I was amazed by how unfazed she seemed by her age. “How old are you now?” she’d ask me, “My goodness, how old does that make me?” Always with a laugh.
I was the first of her seven grandchildren. But I wasn’t the first grandchild she cared for. For eleven years she was grandmother to my older half brother and sister, Andrew and Leigh and my adopted brother, Mark. She was kind and caring to them too, and they all have fond memories of her.
As a grandmother she excelled. And she did what all good grandmothers should do, she made us all feel equal, each one loved no more than the other, because she loved us all to the fullest, and she was proud of us.
I think we can all learn from Phyllis. How to treat people with honesty, generosity, with care and not to judge. How to grow old with grace and resilience. She went through life with her head held high. I’m extremely proud and very lucky to have been her grandson.
Phyllis Henderson 1923 – 2016
Autumn comes as a shock sometimes. One week it’s summer, the next it’s gone. The air turns a certain kind of cold that carries on it a feeling of change and a natural sense of foreboding. Leaves begin to wither from their branches and litter the floor, a familiar rustling accompanies the whisper of the wind.
But each season carries a certain beauty, and autumn is no exception.
Its beauty is unique, a wild contrast to the vibrancy of spring, to the warmth of sunlight washing over the world again as landscapes explode with blossom.
Instead it brings a transformation of a different kind as greens turn to deep reds and subtle browns.
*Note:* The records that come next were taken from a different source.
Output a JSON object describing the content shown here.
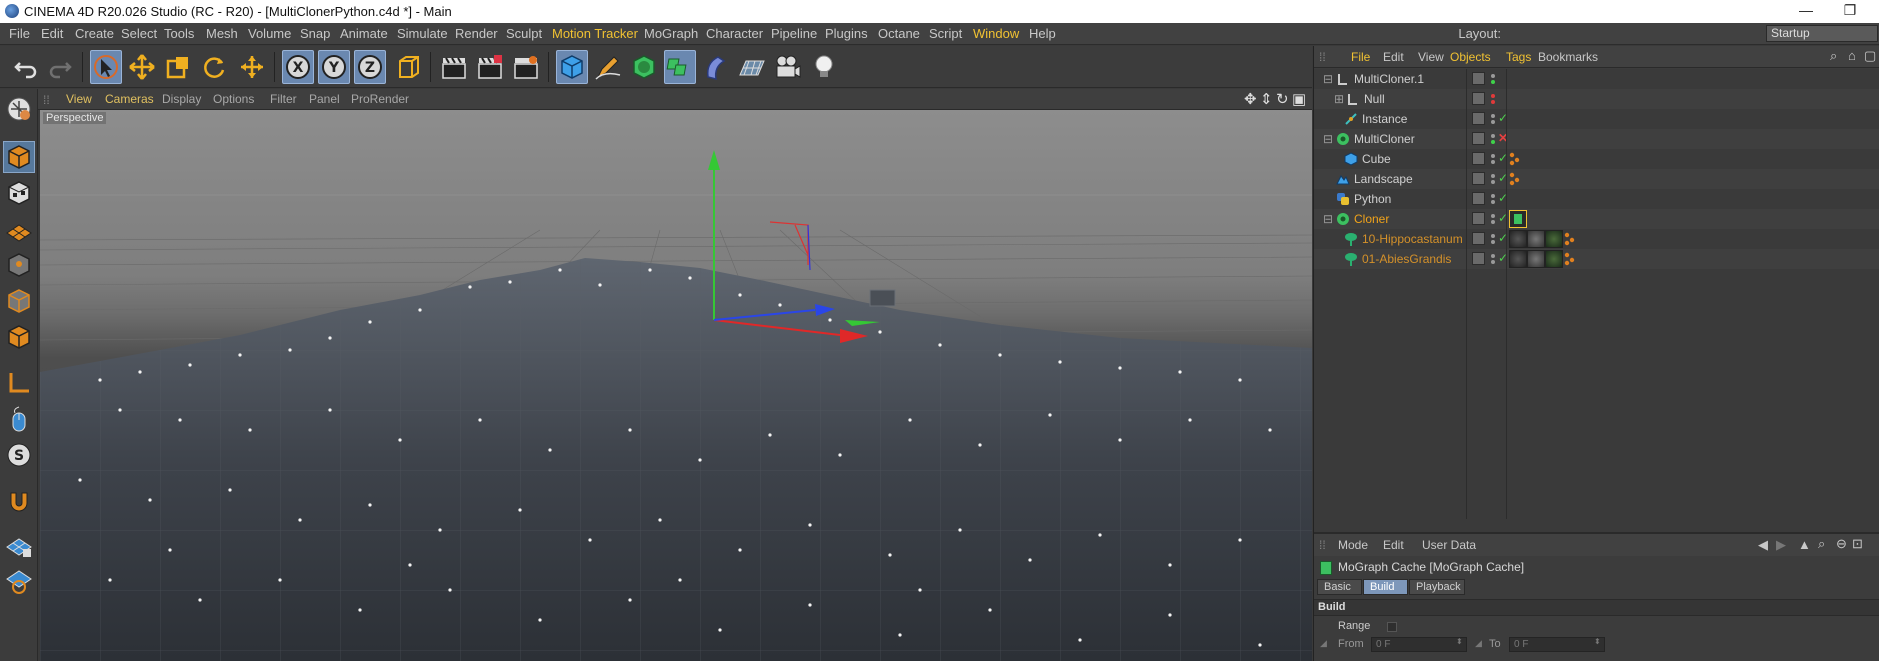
{
  "window": {
    "title": "CINEMA 4D R20.026 Studio (RC - R20) - [MultiClonerPython.c4d *] - Main",
    "minimize": "—",
    "restore": "❐"
  },
  "menubar": {
    "items": [
      "File",
      "Edit",
      "Create",
      "Select",
      "Tools",
      "Mesh",
      "Volume",
      "Snap",
      "Animate",
      "Simulate",
      "Render",
      "Sculpt",
      "Motion Tracker",
      "MoGraph",
      "Character",
      "Pipeline",
      "Plugins",
      "Octane",
      "Script",
      "Window",
      "Help"
    ],
    "highlighted": [
      "Motion Tracker",
      "Window"
    ],
    "layout_label": "Layout:",
    "layout_value": "Startup"
  },
  "toolbar": {
    "tools": [
      "undo",
      "redo",
      "live-selection",
      "move",
      "scale",
      "rotate",
      "last-tool",
      "x-axis",
      "y-axis",
      "z-axis",
      "coordinate-system",
      "render-view",
      "render-to-picture-viewer",
      "render-settings",
      "cube",
      "pen",
      "subdivision-surface",
      "array",
      "deformer",
      "floor",
      "camera",
      "light"
    ]
  },
  "left_tools": [
    "make-editable",
    "model-mode",
    "texture-mode",
    "workplane-mode",
    "points-mode",
    "edges-mode",
    "polygons-mode",
    "axis-mode",
    "tweak-mode",
    "snapping",
    "soloing",
    "locked-workplane",
    "planar-workplane"
  ],
  "viewport": {
    "menu": [
      "View",
      "Cameras",
      "Display",
      "Options",
      "Filter",
      "Panel",
      "ProRender"
    ],
    "highlighted": [
      "View",
      "Cameras"
    ],
    "camera_label": "Perspective"
  },
  "object_manager": {
    "menu": [
      "File",
      "Edit",
      "View",
      "Objects",
      "Tags",
      "Bookmarks"
    ],
    "highlighted": [
      "File",
      "Objects",
      "Tags"
    ],
    "objects": [
      {
        "name": "MultiCloner.1",
        "indent": 0,
        "icon": "null",
        "color": "#d0d0d0",
        "status": "dots-green-red"
      },
      {
        "name": "Null",
        "indent": 1,
        "icon": "null",
        "color": "#d0d0d0",
        "status": "dots-red"
      },
      {
        "name": "Instance",
        "indent": 2,
        "icon": "instance",
        "color": "#d0d0d0",
        "status": "check"
      },
      {
        "name": "MultiCloner",
        "indent": 0,
        "icon": "mograph",
        "color": "#d0d0d0",
        "status": "x"
      },
      {
        "name": "Cube",
        "indent": 1,
        "icon": "cube",
        "color": "#d0d0d0",
        "status": "check",
        "tag": "dots"
      },
      {
        "name": "Landscape",
        "indent": 0,
        "icon": "landscape",
        "color": "#d0d0d0",
        "status": "check",
        "tag": "dots"
      },
      {
        "name": "Python",
        "indent": 0,
        "icon": "python",
        "color": "#d0d0d0",
        "status": "check"
      },
      {
        "name": "Cloner",
        "indent": 0,
        "icon": "cloner",
        "color": "#f1a31a",
        "status": "check",
        "tag": "cache"
      },
      {
        "name": "10-Hippocastanum",
        "indent": 1,
        "icon": "tree",
        "color": "#d4912a",
        "status": "check",
        "tag": "textures"
      },
      {
        "name": "01-AbiesGrandis",
        "indent": 1,
        "icon": "tree",
        "color": "#d4912a",
        "status": "check",
        "tag": "textures"
      }
    ]
  },
  "attribute_manager": {
    "menu": [
      "Mode",
      "Edit",
      "User Data"
    ],
    "object_title": "MoGraph Cache [MoGraph Cache]",
    "tabs": [
      "Basic",
      "Build",
      "Playback"
    ],
    "active_tab": "Build",
    "section": "Build",
    "range_label": "Range",
    "from_label": "From",
    "from_value": "0 F",
    "to_label": "To",
    "to_value": "0 F"
  }
}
A necessary decay.
It’s a reassuring comfort that the cycle of nature is constant, that seasons come and go, bad weather turns to good, after storms come calm.
Autumn is a time for reflection and forethought, to embrace the constant change.
So wrap up warm and go outside.
Take a moment, and enjoy the autumn palette.
Gigi Buffon, 7 glorious nutmegs, Craig Bellamy and my piece on the Greek legend Vasilis Hatzipanagis, as well as much much more in issue 7 of Mundial.